What you need to do ▸
Search the data for the word "Page" and copy out every line that has it.

Dataset excerpts ▸
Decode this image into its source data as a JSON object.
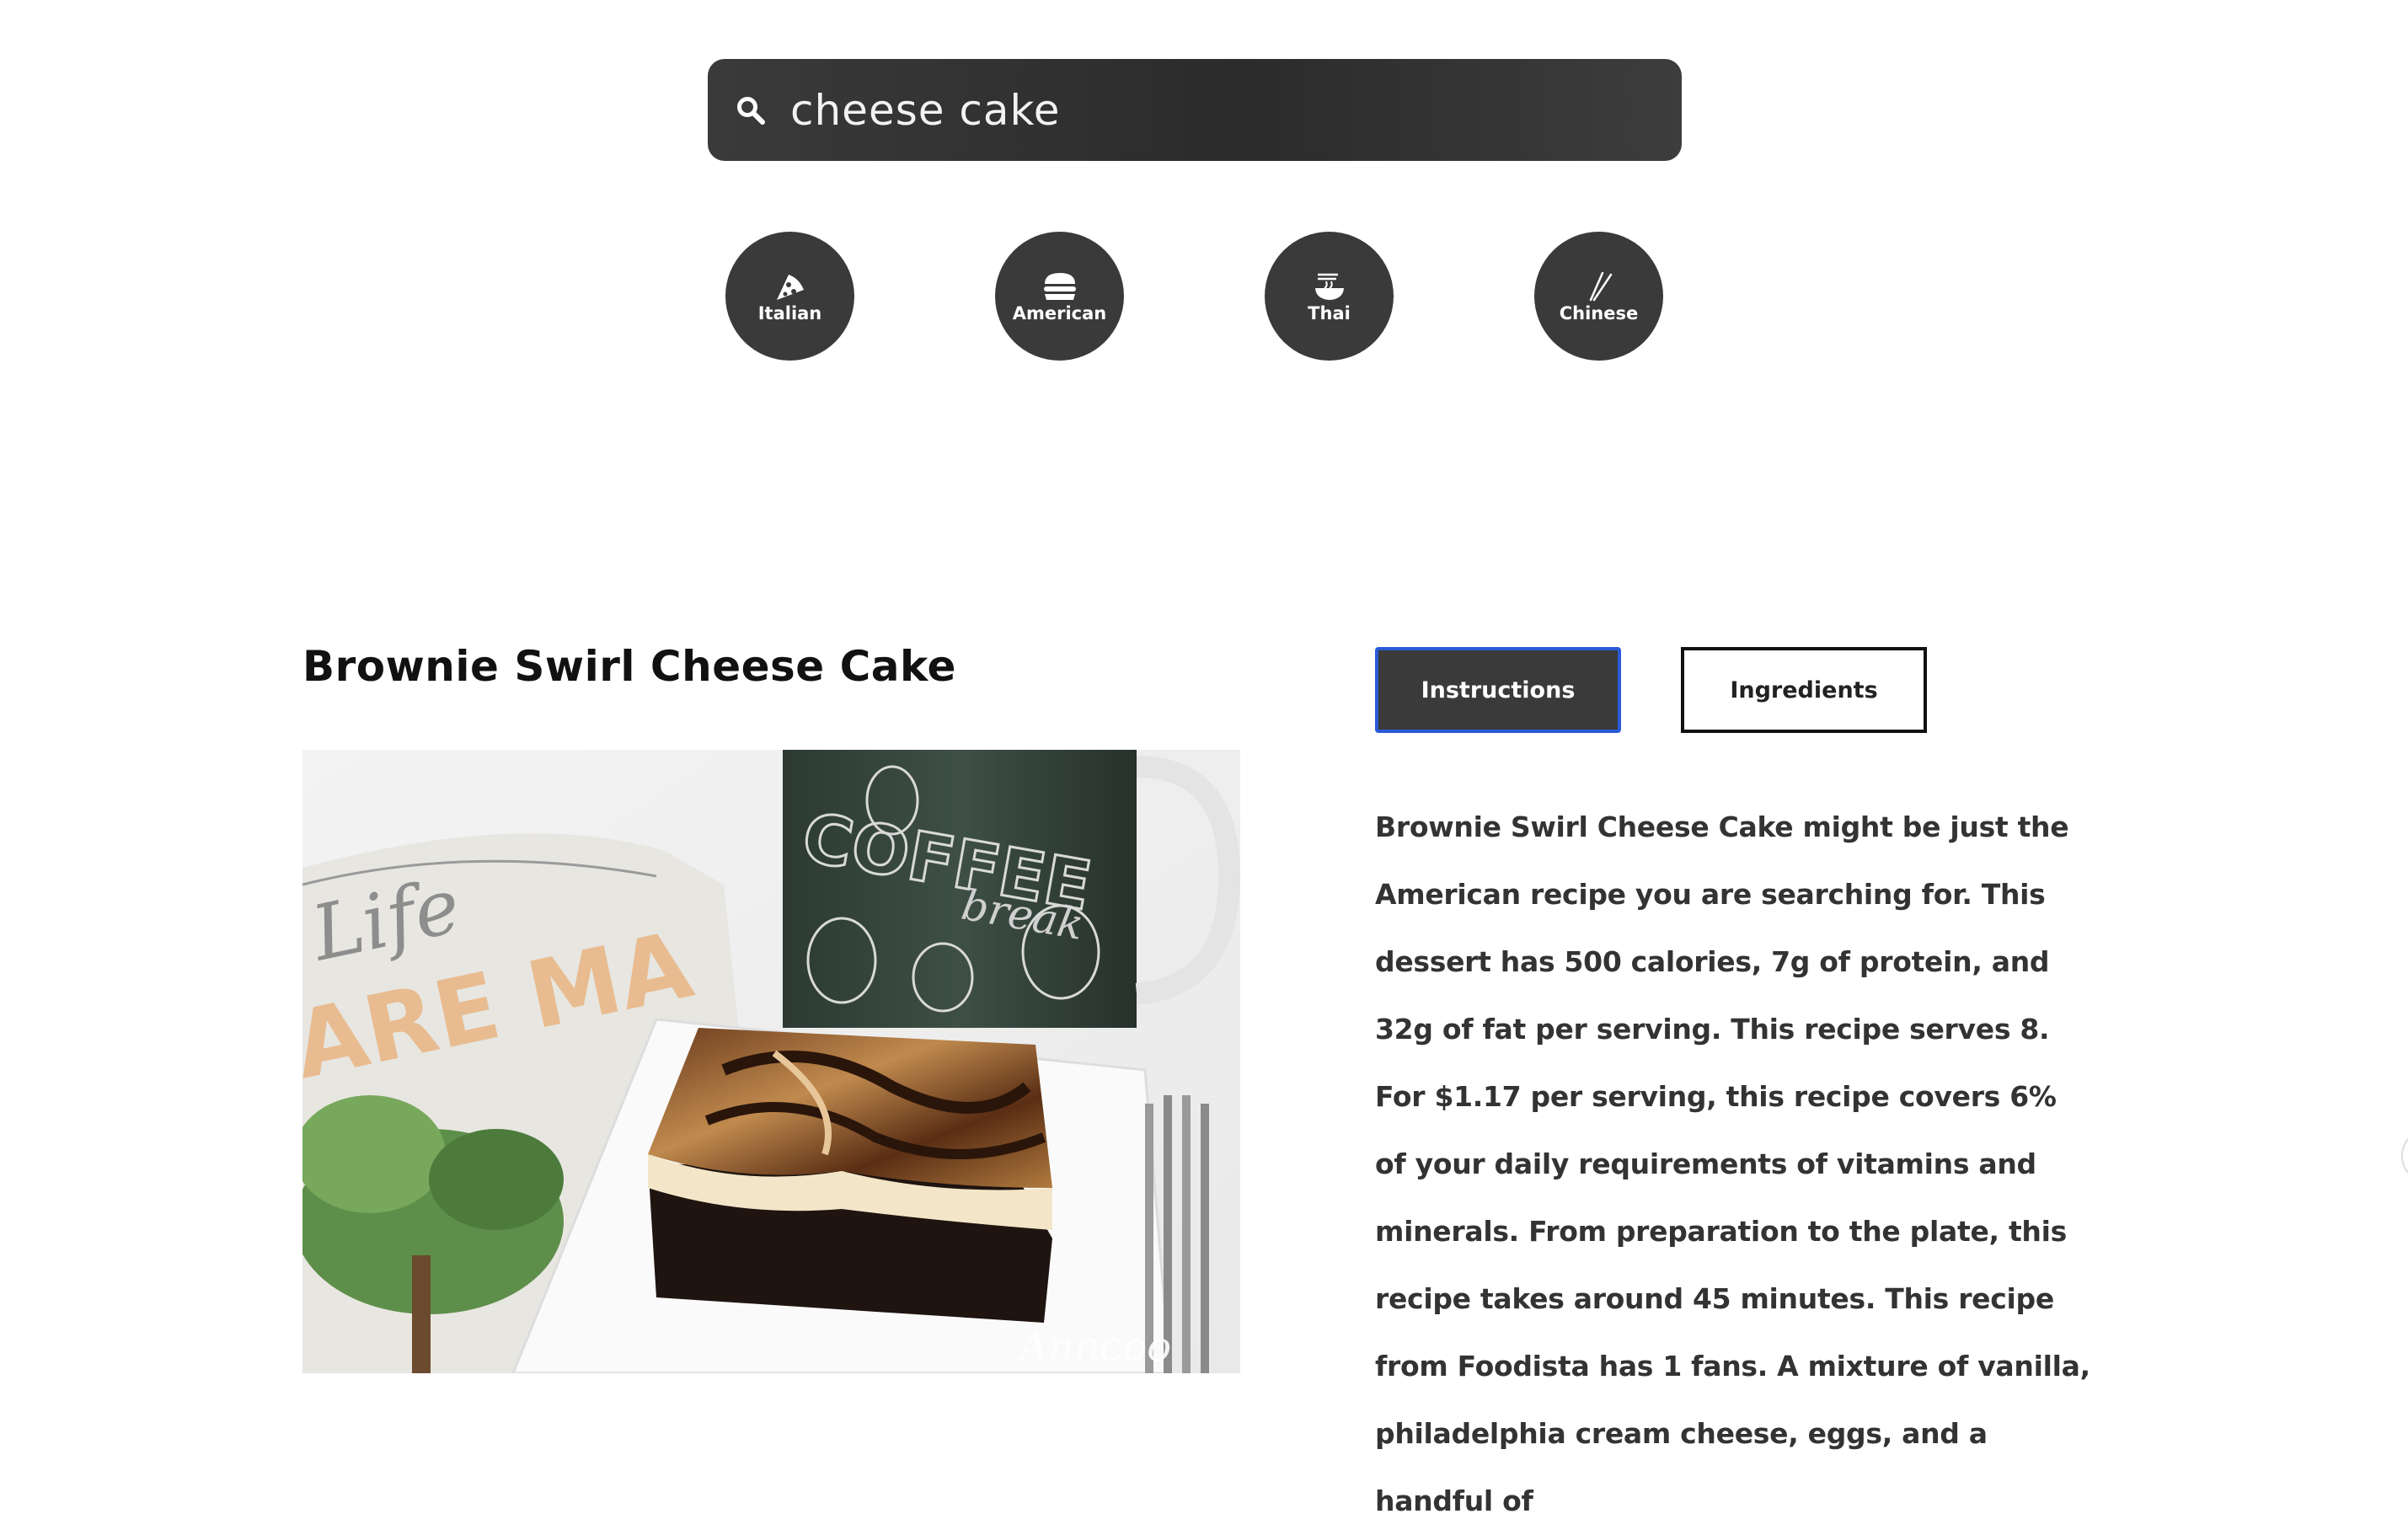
{
  "search": {
    "value": "cheese cake",
    "icon": "search-icon"
  },
  "cuisines": [
    {
      "label": "Italian",
      "icon": "pizza-icon"
    },
    {
      "label": "American",
      "icon": "burger-icon"
    },
    {
      "label": "Thai",
      "icon": "noodle-bowl-icon"
    },
    {
      "label": "Chinese",
      "icon": "chopsticks-icon"
    }
  ],
  "recipe": {
    "title": "Brownie Swirl Cheese Cake",
    "image_watermark": "Anncoo",
    "tabs": {
      "instructions": "Instructions",
      "ingredients": "Ingredients"
    },
    "summary": "Brownie Swirl Cheese Cake might be just the American recipe you are searching for. This dessert has 500 calories, 7g of protein, and 32g of fat per serving. This recipe serves 8. For $1.17 per serving, this recipe covers 6% of your daily requirements of vitamins and minerals. From preparation to the plate, this recipe takes around 45 minutes. This recipe from Foodista has 1 fans. A mixture of vanilla, philadelphia cream cheese, eggs, and a handful of"
  },
  "colors": {
    "dark": "#3a3a3a",
    "active_border": "#2a5bd6",
    "text": "#333333"
  }
}
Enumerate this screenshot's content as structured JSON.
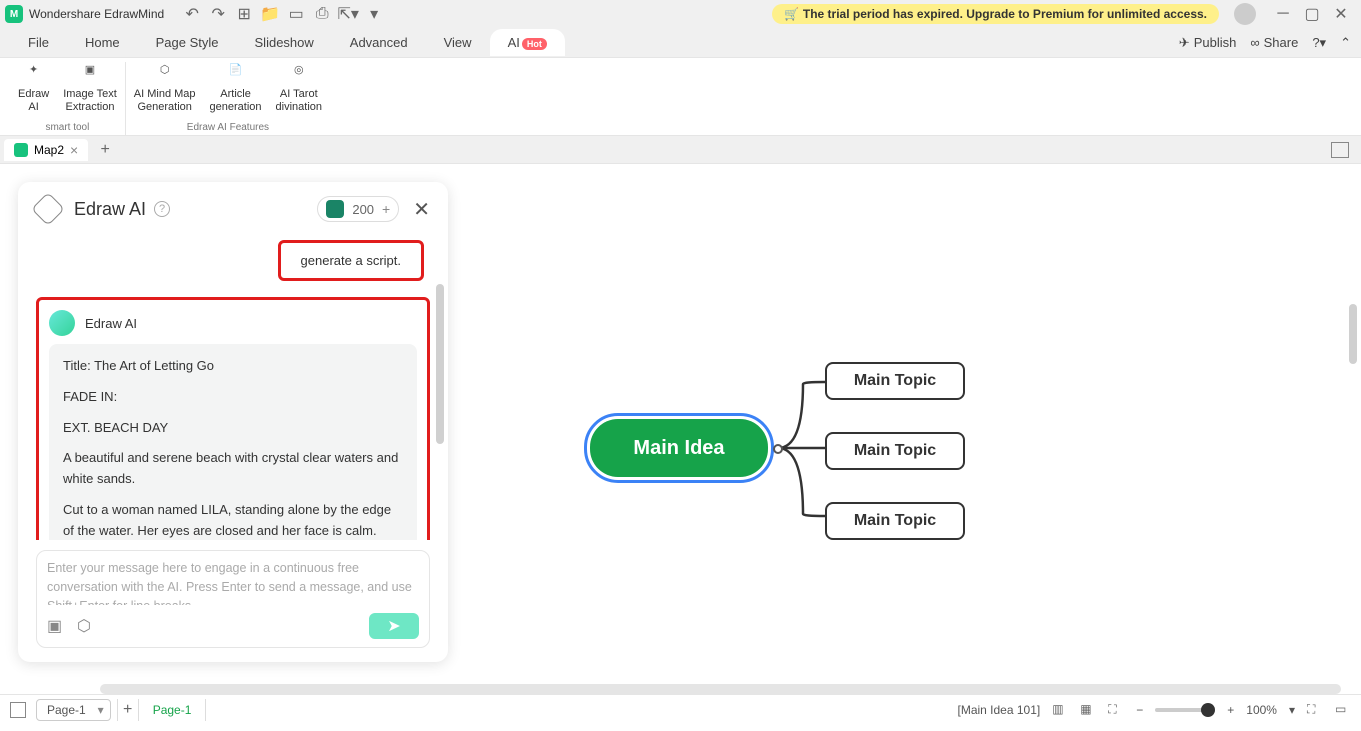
{
  "app": {
    "title": "Wondershare EdrawMind"
  },
  "trial_banner": "The trial period has expired. Upgrade to Premium for unlimited access.",
  "menu": {
    "items": [
      "File",
      "Home",
      "Page Style",
      "Slideshow",
      "Advanced",
      "View"
    ],
    "ai_label": "AI",
    "hot": "Hot",
    "publish": "Publish",
    "share": "Share"
  },
  "ribbon": {
    "group1": {
      "btn1": "Edraw\nAI",
      "btn2": "Image Text\nExtraction",
      "label": "smart tool"
    },
    "group2": {
      "btn1": "AI Mind Map\nGeneration",
      "btn2": "Article\ngeneration",
      "btn3": "AI Tarot\ndivination",
      "label": "Edraw AI Features"
    }
  },
  "doctab": {
    "name": "Map2"
  },
  "ai_panel": {
    "title": "Edraw AI",
    "count": "200",
    "user_msg": "generate a script.",
    "bot_name": "Edraw AI",
    "resp": {
      "l1": "Title: The Art of Letting Go",
      "l2": "FADE IN:",
      "l3": "EXT. BEACH  DAY",
      "l4": "A beautiful and serene beach with crystal clear waters and white sands.",
      "l5": "Cut to a woman named LILA, standing alone by the edge of the water. Her eyes are closed and her face is calm."
    },
    "placeholder": "Enter your message here to engage in a continuous free conversation with the AI. Press Enter to send a message, and use Shift+Enter for line breaks"
  },
  "mindmap": {
    "main": "Main Idea",
    "topic": "Main Topic"
  },
  "status": {
    "page_dd": "Page-1",
    "page_tab": "Page-1",
    "info": "[Main Idea 101]",
    "zoom": "100%"
  }
}
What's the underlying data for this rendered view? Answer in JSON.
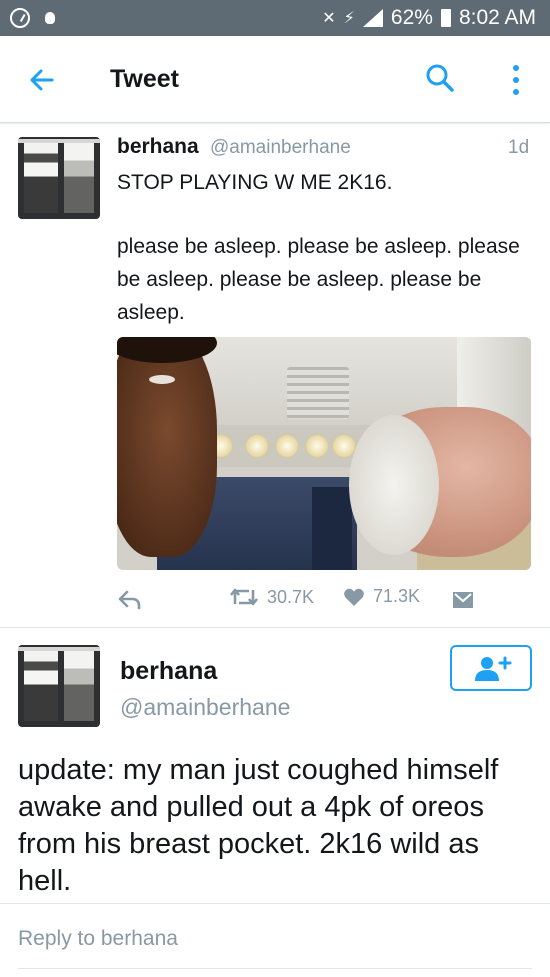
{
  "status_bar": {
    "battery": "62%",
    "time": "8:02 AM"
  },
  "header": {
    "title": "Tweet",
    "accent_color": "#1da1f2"
  },
  "tweet": {
    "name": "berhana",
    "handle": "@amainberhane",
    "time": "1d",
    "headline": "STOP PLAYING W ME 2K16.",
    "body": "please be asleep. please be asleep. please be asleep. please be asleep. please be asleep.",
    "retweets": "30.7K",
    "likes": "71.3K"
  },
  "reply_tweet": {
    "name": "berhana",
    "handle": "@amainberhane",
    "body": "update: my man just coughed himself awake and pulled out a 4pk of oreos from his breast pocket. 2k16 wild as hell."
  },
  "reply_bar": {
    "placeholder": "Reply to berhana"
  },
  "icons": {
    "back": "arrow-left-icon",
    "search": "search-icon",
    "more": "more-vertical-icon",
    "reply": "reply-icon",
    "retweet": "retweet-icon",
    "like": "heart-icon",
    "dm": "direct-message-icon",
    "follow": "add-user-icon"
  }
}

Result of this task ▸
      "Page Style",
    "page_dd": "Page-1",
    "page_tab": "Page-1",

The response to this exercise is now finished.